**Data provided**:
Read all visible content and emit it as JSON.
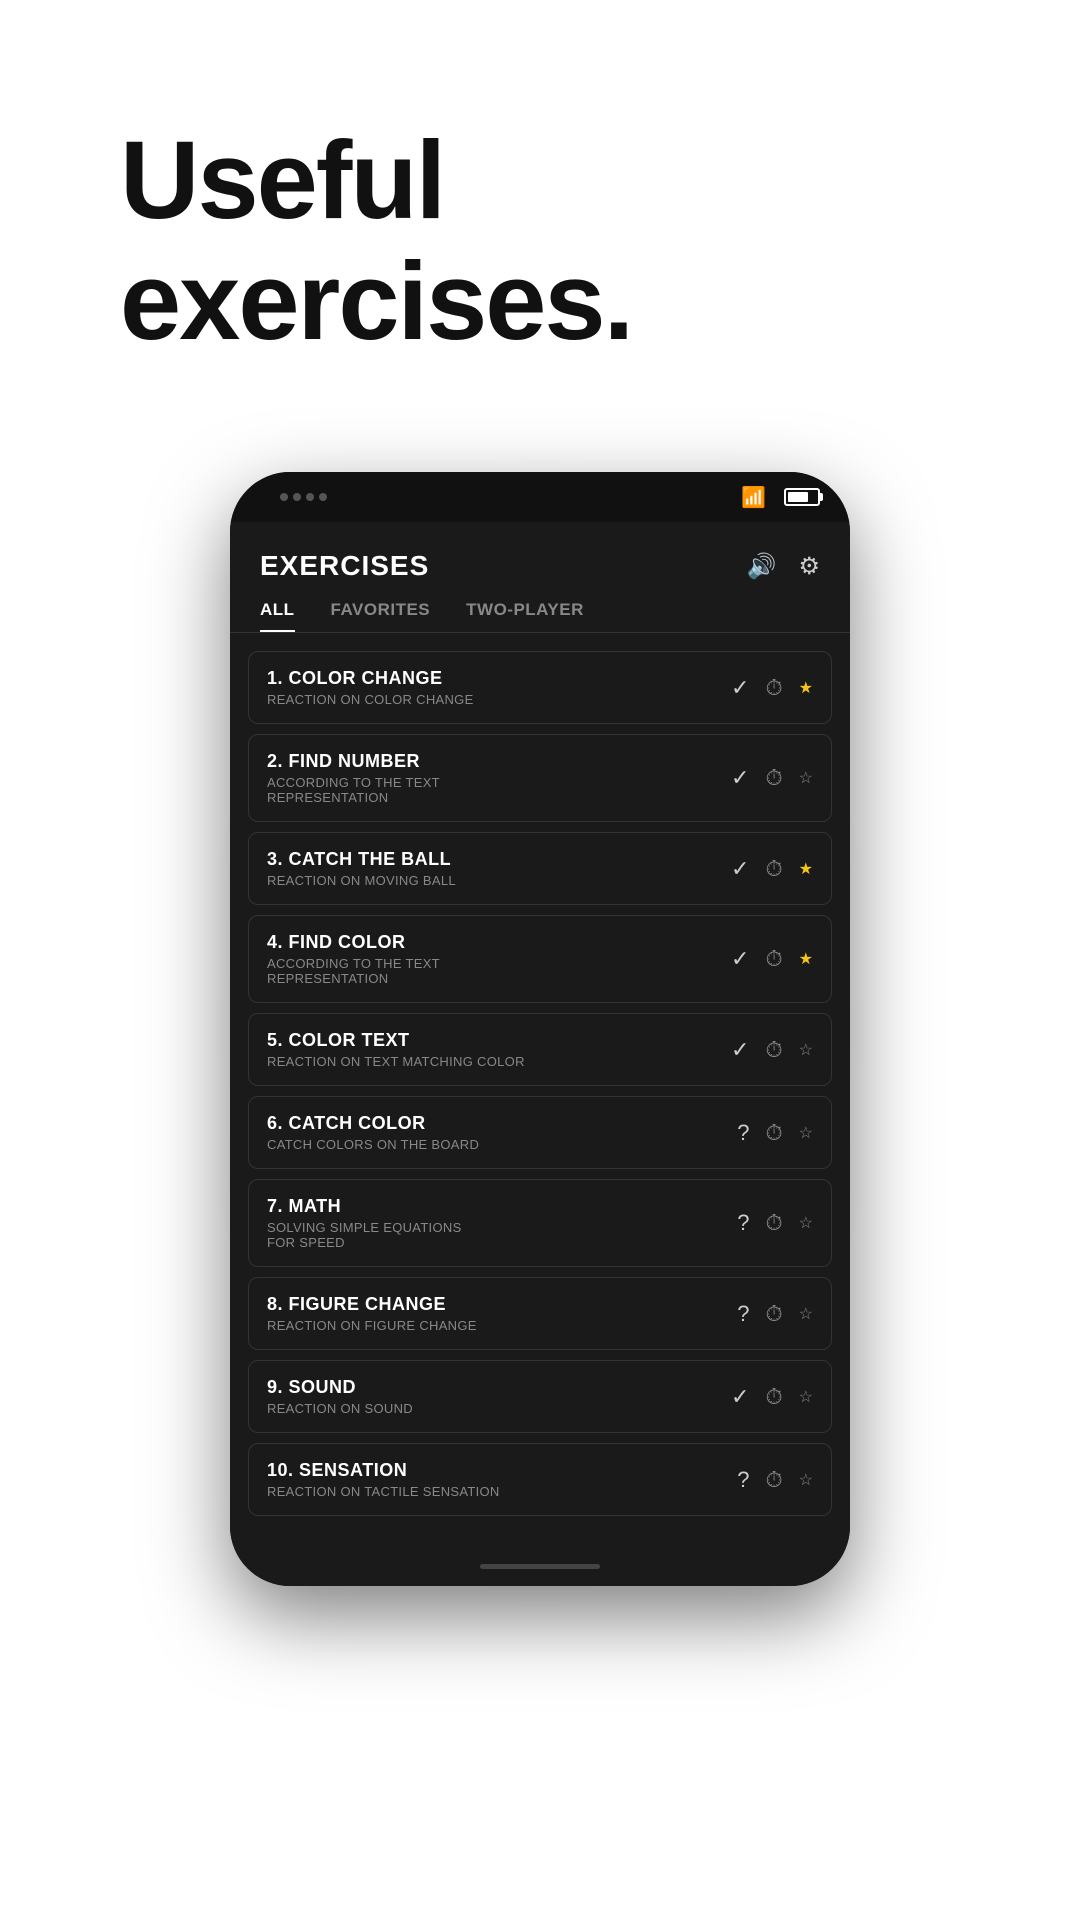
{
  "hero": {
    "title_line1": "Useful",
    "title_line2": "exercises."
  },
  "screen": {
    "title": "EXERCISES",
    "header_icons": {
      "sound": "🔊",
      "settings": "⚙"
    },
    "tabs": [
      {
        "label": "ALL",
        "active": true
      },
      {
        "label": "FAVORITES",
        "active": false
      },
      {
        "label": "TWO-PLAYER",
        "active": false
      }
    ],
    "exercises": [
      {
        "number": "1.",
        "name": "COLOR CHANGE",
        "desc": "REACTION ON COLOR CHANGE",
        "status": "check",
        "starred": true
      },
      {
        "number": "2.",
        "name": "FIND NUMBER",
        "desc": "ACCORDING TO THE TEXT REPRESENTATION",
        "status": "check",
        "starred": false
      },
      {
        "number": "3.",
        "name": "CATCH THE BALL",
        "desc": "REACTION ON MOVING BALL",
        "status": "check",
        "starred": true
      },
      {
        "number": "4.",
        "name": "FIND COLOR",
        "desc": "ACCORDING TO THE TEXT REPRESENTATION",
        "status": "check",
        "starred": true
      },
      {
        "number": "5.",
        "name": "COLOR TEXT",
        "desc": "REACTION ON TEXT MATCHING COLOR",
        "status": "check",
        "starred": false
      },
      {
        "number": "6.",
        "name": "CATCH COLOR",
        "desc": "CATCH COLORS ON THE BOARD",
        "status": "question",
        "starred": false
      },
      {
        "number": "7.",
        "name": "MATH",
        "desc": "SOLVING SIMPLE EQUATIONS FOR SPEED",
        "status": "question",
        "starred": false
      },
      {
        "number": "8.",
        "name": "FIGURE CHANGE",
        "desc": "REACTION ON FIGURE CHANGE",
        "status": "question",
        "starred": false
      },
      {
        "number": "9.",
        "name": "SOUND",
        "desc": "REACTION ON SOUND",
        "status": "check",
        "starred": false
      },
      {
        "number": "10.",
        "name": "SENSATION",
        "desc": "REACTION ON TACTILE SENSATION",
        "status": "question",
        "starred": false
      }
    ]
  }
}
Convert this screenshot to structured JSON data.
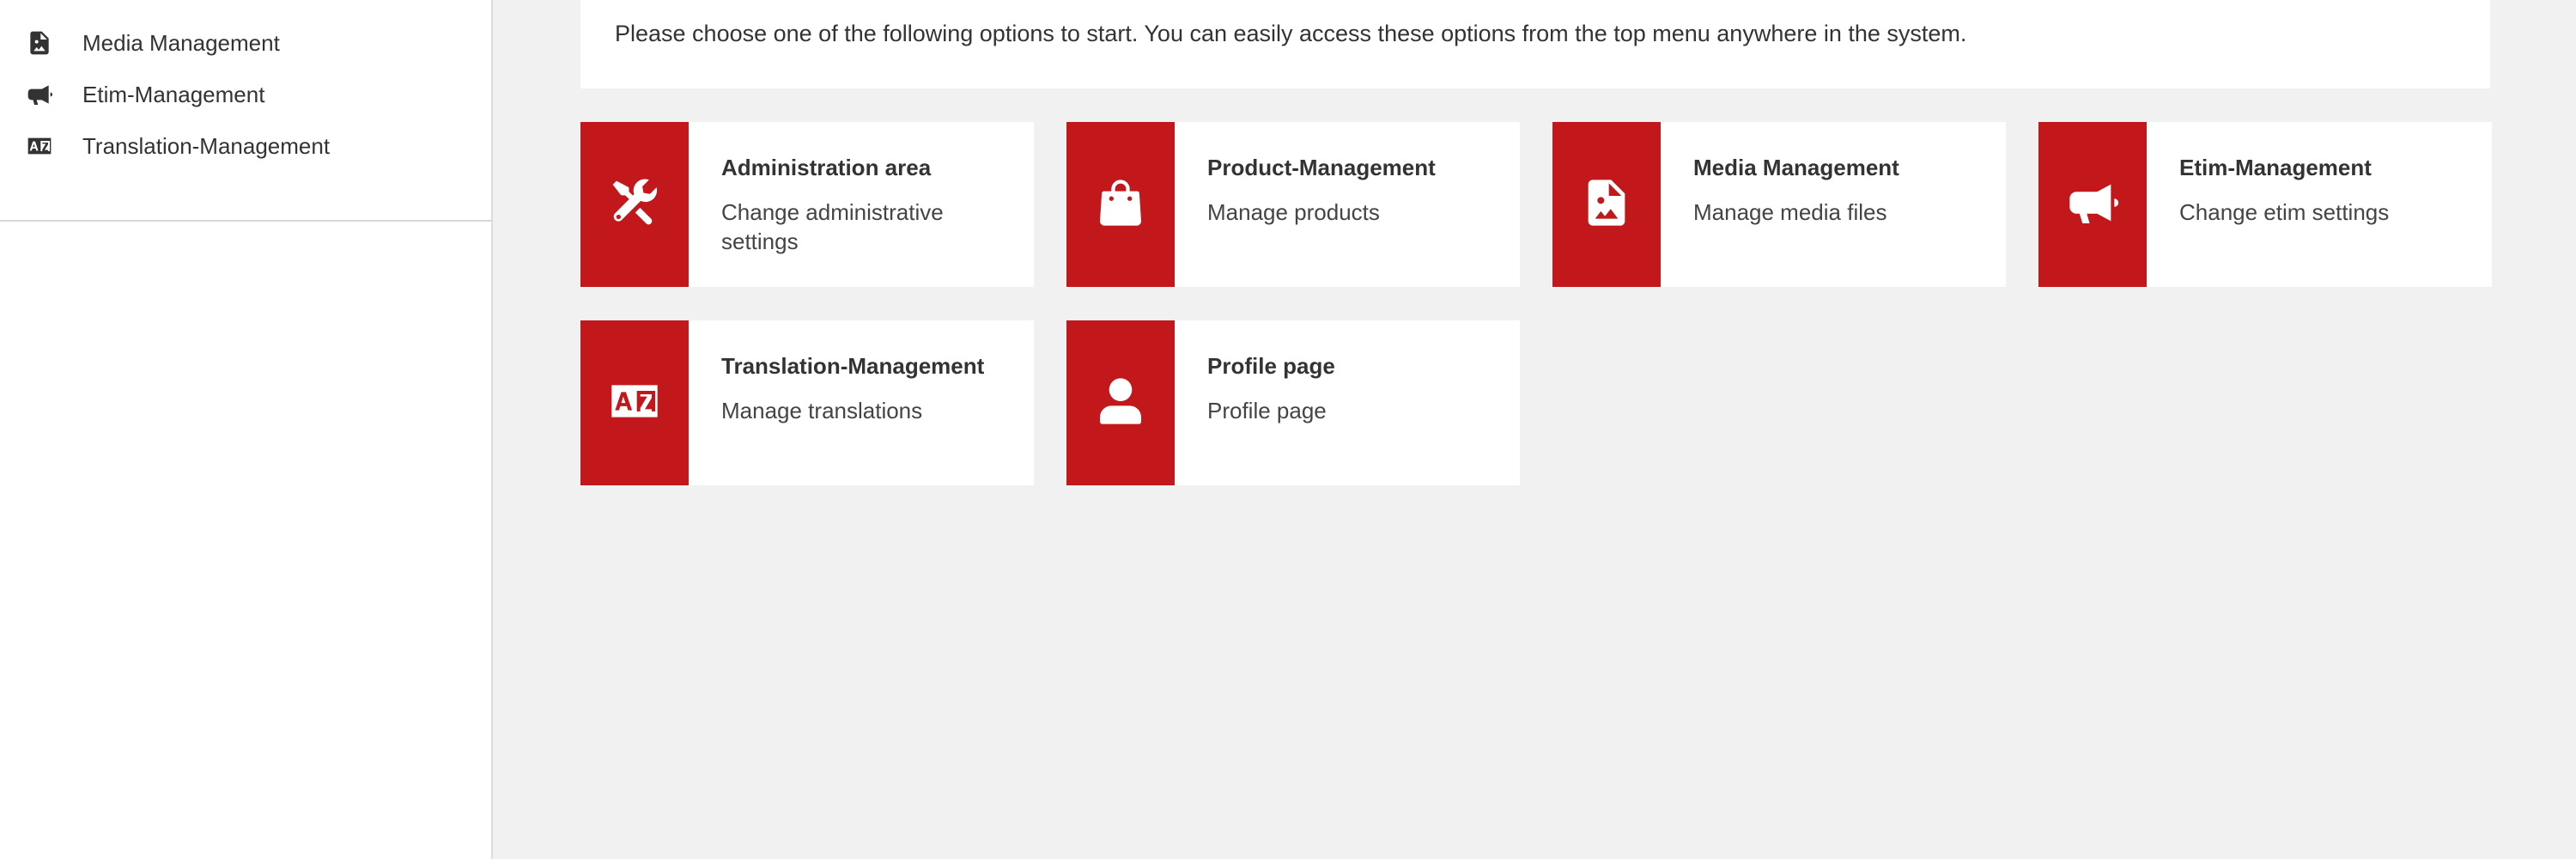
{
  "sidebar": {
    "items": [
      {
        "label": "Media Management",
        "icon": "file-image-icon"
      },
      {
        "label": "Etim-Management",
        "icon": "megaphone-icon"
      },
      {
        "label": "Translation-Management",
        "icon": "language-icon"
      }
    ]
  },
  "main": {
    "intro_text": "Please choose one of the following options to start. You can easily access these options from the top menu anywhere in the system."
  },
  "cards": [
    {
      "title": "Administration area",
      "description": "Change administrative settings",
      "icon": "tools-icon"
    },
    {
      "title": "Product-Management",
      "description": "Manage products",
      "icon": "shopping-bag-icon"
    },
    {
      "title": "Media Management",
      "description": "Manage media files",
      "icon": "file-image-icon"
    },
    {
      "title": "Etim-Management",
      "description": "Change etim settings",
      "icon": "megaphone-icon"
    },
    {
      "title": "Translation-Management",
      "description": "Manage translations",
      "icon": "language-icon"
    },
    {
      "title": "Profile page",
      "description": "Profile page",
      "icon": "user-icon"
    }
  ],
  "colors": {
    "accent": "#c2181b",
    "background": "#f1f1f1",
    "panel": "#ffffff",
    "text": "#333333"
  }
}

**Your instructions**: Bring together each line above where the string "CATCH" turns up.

**Answer for the task**:
        "name": "CATCH THE BALL",
        "name": "CATCH COLOR",
        "desc": "CATCH COLORS ON THE BOARD",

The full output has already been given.